<<<<
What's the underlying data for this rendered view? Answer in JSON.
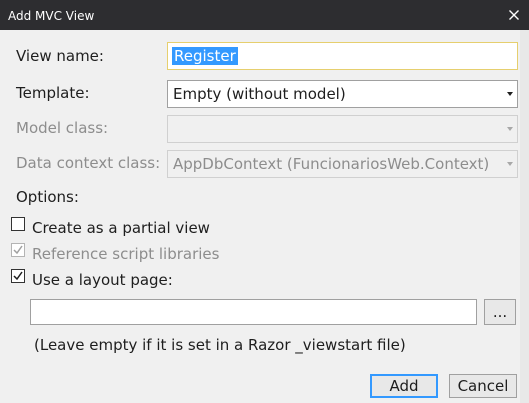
{
  "window": {
    "title": "Add MVC View"
  },
  "form": {
    "view_name": {
      "label": "View name:",
      "value": "Register"
    },
    "template": {
      "label": "Template:",
      "value": "Empty (without model)"
    },
    "model_class": {
      "label": "Model class:",
      "value": ""
    },
    "data_context": {
      "label": "Data context class:",
      "value": "AppDbContext (FuncionariosWeb.Context)"
    }
  },
  "options": {
    "heading": "Options:",
    "partial_view": {
      "label": "Create as a partial view",
      "checked": false
    },
    "reference_scripts": {
      "label": "Reference script libraries",
      "checked": true,
      "disabled": true
    },
    "layout_page": {
      "label": "Use a layout page:",
      "checked": true
    },
    "layout_path": {
      "value": "",
      "browse_label": "..."
    },
    "hint": "(Leave empty if it is set in a Razor _viewstart file)"
  },
  "buttons": {
    "add": "Add",
    "cancel": "Cancel"
  },
  "colors": {
    "titlebar": "#2d2d30",
    "dialog": "#f0f0f0",
    "selection": "#3399ff",
    "focus_border": "#e6cf6e"
  }
}
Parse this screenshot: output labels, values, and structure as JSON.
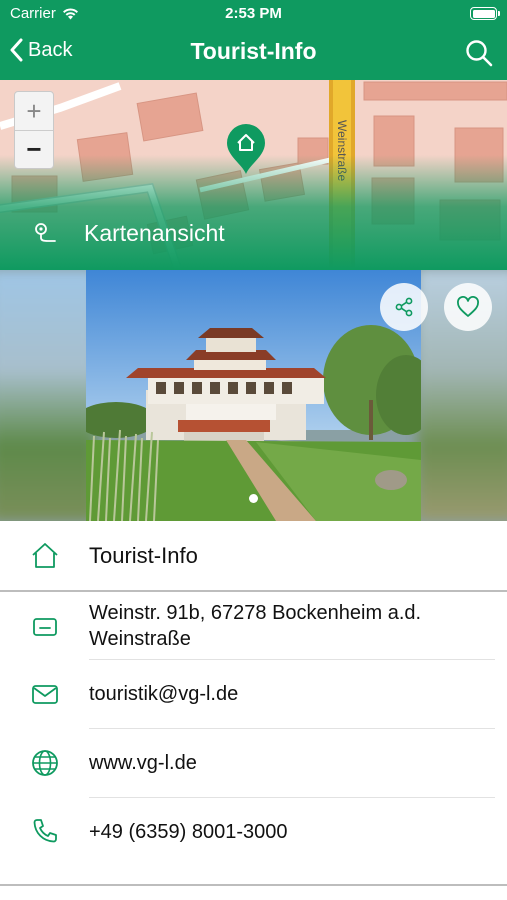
{
  "status_bar": {
    "carrier": "Carrier",
    "time": "2:53 PM"
  },
  "nav": {
    "back_label": "Back",
    "title": "Tourist-Info"
  },
  "map": {
    "street_label": "Weinstraße",
    "zoom_in": "+",
    "zoom_out": "−",
    "link_label": "Kartenansicht"
  },
  "gallery": {
    "page_count": 1,
    "current_page": 1
  },
  "details": {
    "name": "Tourist-Info",
    "address": "Weinstr. 91b, 67278 Bockenheim a.d. Weinstraße",
    "email": "touristik@vg-l.de",
    "website": "www.vg-l.de",
    "phone": "+49 (6359) 8001-3000"
  },
  "colors": {
    "brand_green": "#0f9a60",
    "map_background": "#f4d3c8",
    "map_road": "#f2c43a"
  },
  "icons": [
    "wifi-icon",
    "battery-icon",
    "back-chevron-icon",
    "search-icon",
    "home-pin-icon",
    "route-icon",
    "share-icon",
    "heart-icon",
    "home-icon",
    "address-card-icon",
    "mail-icon",
    "globe-icon",
    "phone-icon"
  ]
}
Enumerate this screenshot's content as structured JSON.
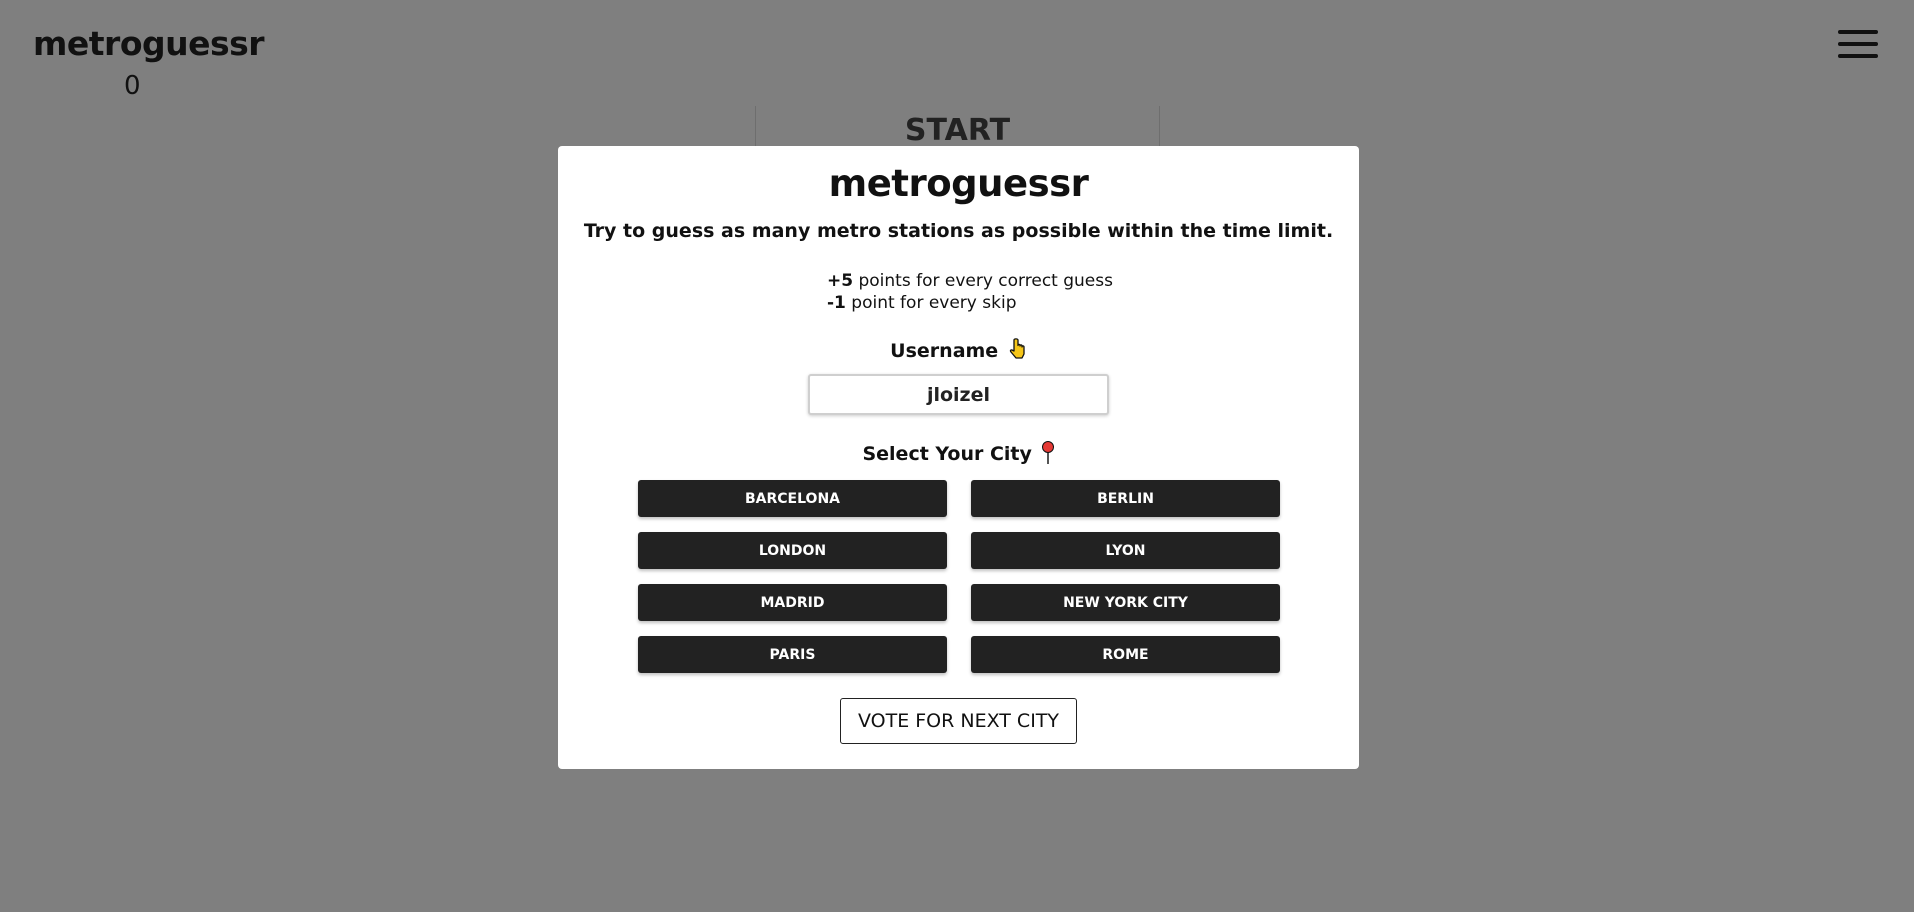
{
  "header": {
    "logo": "metroguessr",
    "score": "0",
    "start_label": "START"
  },
  "modal": {
    "title": "metroguessr",
    "subtitle": "Try to guess as many metro stations as possible within the time limit.",
    "rules": [
      {
        "bold": "+5",
        "text": " points for every correct guess"
      },
      {
        "bold": "-1",
        "text": " point for every skip"
      }
    ],
    "username_label": "Username",
    "username_value": "jloizel",
    "city_label": "Select Your City",
    "cities": [
      "Barcelona",
      "Berlin",
      "London",
      "Lyon",
      "Madrid",
      "New York City",
      "Paris",
      "Rome"
    ],
    "vote_label": "VOTE FOR NEXT CITY"
  },
  "icons": {
    "pointing_hand": "pointing-down-hand-icon",
    "pin": "round-pushpin-icon",
    "menu": "hamburger-menu-icon"
  },
  "colors": {
    "button_dark": "#222222",
    "overlay": "rgba(0,0,0,0.5)",
    "pointer_yellow": "#f5c518",
    "pin_red": "#e53935"
  }
}
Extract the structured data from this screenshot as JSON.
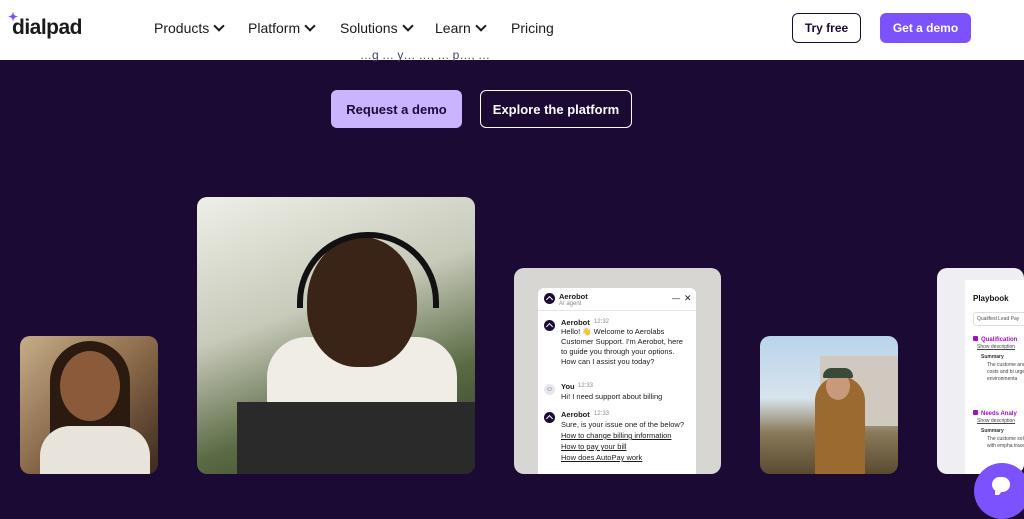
{
  "header": {
    "logo": "dialpad",
    "nav": [
      "Products",
      "Platform",
      "Solutions",
      "Learn",
      "Pricing"
    ],
    "try_free": "Try free",
    "get_demo": "Get a demo"
  },
  "hero": {
    "subline": "…g … y… …, … p…, …",
    "request_demo": "Request a demo",
    "explore_platform": "Explore the platform"
  },
  "chat_widget": {
    "bot_name": "Aerobot",
    "bot_sub": "AI agent",
    "messages": [
      {
        "sender": "Aerobot",
        "time": "12:32",
        "text": "Hello! 👋 Welcome to Aerolabs Customer Support. I'm Aerobot, here to guide you through your options. How can I assist you today?"
      },
      {
        "sender": "You",
        "time": "12:33",
        "text": "Hi! I need support about billing"
      },
      {
        "sender": "Aerobot",
        "time": "12:33",
        "text": "Sure, is your issue one of the below?"
      }
    ],
    "links": [
      "How to change billing information",
      "How to pay your bill",
      "How does AutoPay work"
    ]
  },
  "playbook": {
    "title": "Playbook",
    "select_value": "Qualified Lead Pay",
    "sections": [
      {
        "title": "Qualification",
        "show": "Show description",
        "summary": "Summary",
        "text": "The custome and ineffici costs and bi urgency to a environmenta"
      },
      {
        "title": "Needs Analy",
        "show": "Show description",
        "summary": "Summary",
        "text": "The custome solutions for with empha traceability t"
      }
    ]
  },
  "colors": {
    "accent": "#7c52ff",
    "bg": "#1b0a33",
    "cta_light": "#c9b5ff"
  },
  "icons": {
    "chat_fab": "chat-bubble-icon",
    "nav_chevron": "chevron-down-icon"
  }
}
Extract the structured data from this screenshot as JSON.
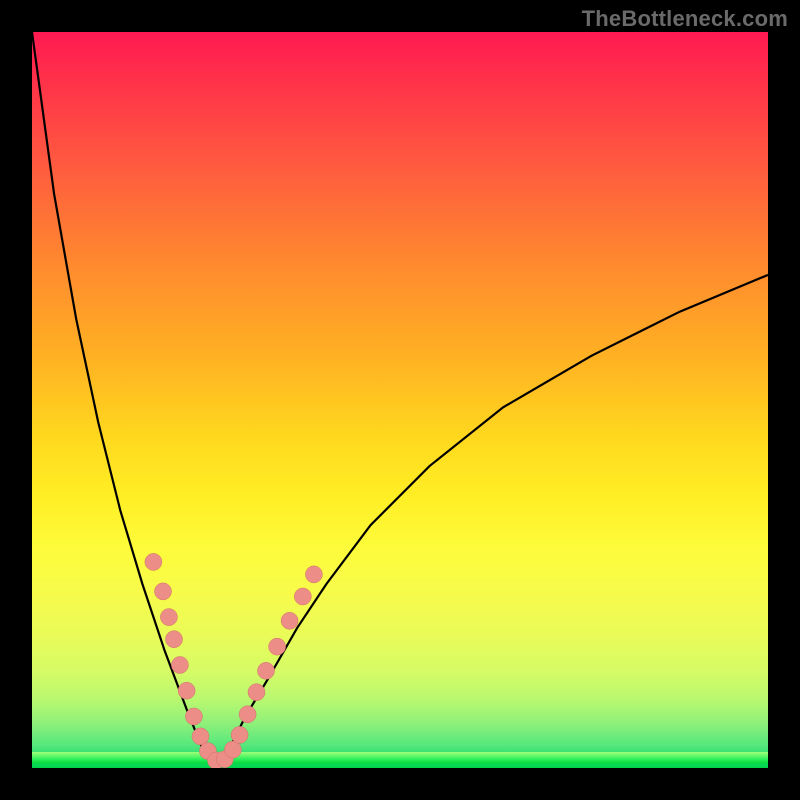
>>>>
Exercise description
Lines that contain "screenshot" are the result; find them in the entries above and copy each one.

Answer to this task
Parse this screenshot: output labels, values, and structure as JSON.
Enumerate this screenshot's content as structured JSON.
Extract the structured data from this screenshot as JSON.
Extract the structured data from this screenshot as JSON.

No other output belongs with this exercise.